When talking about how to measure success in the workplace, it's important to look at both the results and the actual work done. In an OKR setting, we focus on what employees achieve – like how their work helps customers, affects the market, or contributes to the product development and sales. But it's not just about big achievements.
We also need to look at everyday tasks, like completing a specific job, making a design, or preparing a financial report. It's important to check if these tasks are done on time and well. But more than that, we should ask: what's the impact of this work? How does it help the company's goals?

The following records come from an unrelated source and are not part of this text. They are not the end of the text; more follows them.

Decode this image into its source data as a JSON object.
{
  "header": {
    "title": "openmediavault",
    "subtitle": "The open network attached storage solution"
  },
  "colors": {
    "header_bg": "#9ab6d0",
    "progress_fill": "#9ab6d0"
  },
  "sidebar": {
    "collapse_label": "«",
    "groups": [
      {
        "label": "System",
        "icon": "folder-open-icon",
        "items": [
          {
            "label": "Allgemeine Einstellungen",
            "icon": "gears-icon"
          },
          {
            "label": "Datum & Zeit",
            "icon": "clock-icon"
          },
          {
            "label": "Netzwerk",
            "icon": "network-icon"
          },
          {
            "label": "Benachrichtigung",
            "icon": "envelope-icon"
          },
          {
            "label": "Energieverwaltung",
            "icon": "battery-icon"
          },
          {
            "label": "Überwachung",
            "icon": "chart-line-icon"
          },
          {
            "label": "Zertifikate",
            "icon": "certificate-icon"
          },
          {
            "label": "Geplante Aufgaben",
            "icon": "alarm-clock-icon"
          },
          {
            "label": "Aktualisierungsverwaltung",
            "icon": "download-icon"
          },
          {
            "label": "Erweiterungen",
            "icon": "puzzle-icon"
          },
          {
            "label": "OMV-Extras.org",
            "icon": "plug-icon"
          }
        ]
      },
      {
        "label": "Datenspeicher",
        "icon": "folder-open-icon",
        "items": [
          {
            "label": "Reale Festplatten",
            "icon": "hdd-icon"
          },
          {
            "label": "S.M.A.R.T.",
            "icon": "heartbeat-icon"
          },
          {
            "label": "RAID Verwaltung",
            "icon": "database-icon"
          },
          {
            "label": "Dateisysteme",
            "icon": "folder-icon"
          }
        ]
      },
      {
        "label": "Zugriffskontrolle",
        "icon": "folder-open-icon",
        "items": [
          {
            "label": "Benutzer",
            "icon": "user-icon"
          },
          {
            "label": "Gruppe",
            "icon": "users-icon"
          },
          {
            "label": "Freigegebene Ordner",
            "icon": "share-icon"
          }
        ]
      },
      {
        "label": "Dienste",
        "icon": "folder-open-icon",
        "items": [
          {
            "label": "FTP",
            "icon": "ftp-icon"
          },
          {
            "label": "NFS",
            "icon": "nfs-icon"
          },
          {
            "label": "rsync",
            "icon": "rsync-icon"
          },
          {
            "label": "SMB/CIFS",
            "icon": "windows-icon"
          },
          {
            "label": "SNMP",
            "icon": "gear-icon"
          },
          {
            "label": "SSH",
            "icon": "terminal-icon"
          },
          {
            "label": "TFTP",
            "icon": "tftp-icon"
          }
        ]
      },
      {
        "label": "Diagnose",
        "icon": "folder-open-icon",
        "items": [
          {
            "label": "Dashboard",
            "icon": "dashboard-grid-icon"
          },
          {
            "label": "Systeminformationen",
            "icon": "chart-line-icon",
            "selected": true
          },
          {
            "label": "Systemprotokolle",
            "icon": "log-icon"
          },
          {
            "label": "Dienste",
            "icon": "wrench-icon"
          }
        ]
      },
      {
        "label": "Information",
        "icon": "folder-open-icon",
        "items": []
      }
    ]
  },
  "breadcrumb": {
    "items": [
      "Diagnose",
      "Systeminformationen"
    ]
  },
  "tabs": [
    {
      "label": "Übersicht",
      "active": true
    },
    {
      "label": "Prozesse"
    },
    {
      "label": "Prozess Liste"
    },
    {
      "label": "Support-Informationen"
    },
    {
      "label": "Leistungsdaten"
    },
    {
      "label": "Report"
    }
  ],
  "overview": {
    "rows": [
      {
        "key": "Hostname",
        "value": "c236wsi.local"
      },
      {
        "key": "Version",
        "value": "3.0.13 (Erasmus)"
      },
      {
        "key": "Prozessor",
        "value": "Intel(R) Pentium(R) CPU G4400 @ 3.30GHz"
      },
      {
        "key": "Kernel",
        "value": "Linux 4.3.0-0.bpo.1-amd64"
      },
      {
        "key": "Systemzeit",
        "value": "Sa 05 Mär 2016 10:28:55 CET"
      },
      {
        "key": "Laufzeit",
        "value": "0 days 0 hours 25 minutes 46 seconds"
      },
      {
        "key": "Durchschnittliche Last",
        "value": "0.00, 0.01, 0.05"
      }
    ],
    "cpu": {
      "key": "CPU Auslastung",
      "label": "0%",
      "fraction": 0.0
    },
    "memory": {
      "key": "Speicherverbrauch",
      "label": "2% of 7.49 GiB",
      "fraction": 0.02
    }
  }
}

So, we use two types of measurements: one for the work done and another for the impact of that work as a team. It's not enough to just finish tasks; we need to understand how these tasks help the company grow, whether in its products, marketing, or processes. This way, we make sure we're not just doing tasks but actually achieving important goals for the company.
Specific Challenges in Measuring Employee Performance in Southeast Asia
In Southeast Asia, measuring employee performance presents unique challenges, particularly due to the prevalent top-down and KPI-driven approach in many companies. This issue often stems more from the leadership side not being ready to change to a more agile methodology, more than from the employees themselves.
To successfully implement OKRs (Objectives and Key Results) or a more agile way of working, two critical changes are necessary:
Firstly, leadership needs to embrace a more collaborative style of goal setting. This involves letting go of some control and actively involving teams in the goal-setting process. However, a common obstacle is that mid-level management, especially at the head level, tends to resist this change. They often prefer to maintain departmental silos and full control over their teams, avoiding collaborative goal setting.
Secondly, the readiness of teams to engage in this new approach is crucial. Do they want to be included in goal setting? Can they contribute ideas? This requires assessing which teams are prepared for a more result-oriented approach to goal setting.
Therefore in many cases, a mixed approach of OKRs and KPIs is adopted to address these challenges.
One of the major barriers to keep in mind is the reluctance of management to fully commit to this change.
Navigating Employee Performance Challenges for Foreign Companies in Southeast Asia
Foreign companies in Southeast Asia face unique challenges in employee performance management. One such problem is high employee turnover rates. Dealing with high employee turnover rates demand a focus on what genuinely motivates the workforce, whether it's financial incentives or a desire for collaborative environments.
Another critical issue is the prevalent top-down management style which employees have become accustomed to. Despite the strong work ethic in countries like Vietnam, Singapore, Thailand, Philippines, and Indonesia, employees often await instructions rather than taking the initiative, reflecting the top-down culture. Therefore, you should take into consideration that effective middle management is essential to balance fair evaluations and prevent dependency between employees and managers.
To encourage proactivity, training for middle managers and creating feedback channels for employees is vital. Adopting a projectized structure can also help, allowing employees to showcase their skills in varied projects and fostering a more dynamic and engaged workforce.
How can OKR Asia help in Enhancing Employee Engagement in Southeast Asia?
For foreign companies in Southeast Asia struggling with high turnover and performance issues, our services offer a solution. In our employee experience services we focus on understanding employee motivations and improving their experience. Our strategy involves analyzing employee satisfaction, addressing management dynamics, and transitioning to a project-oriented goal setting. This approach leads to a more engaged, diverse, and effective workforce, helping companies stabilize and enhance their team's performance.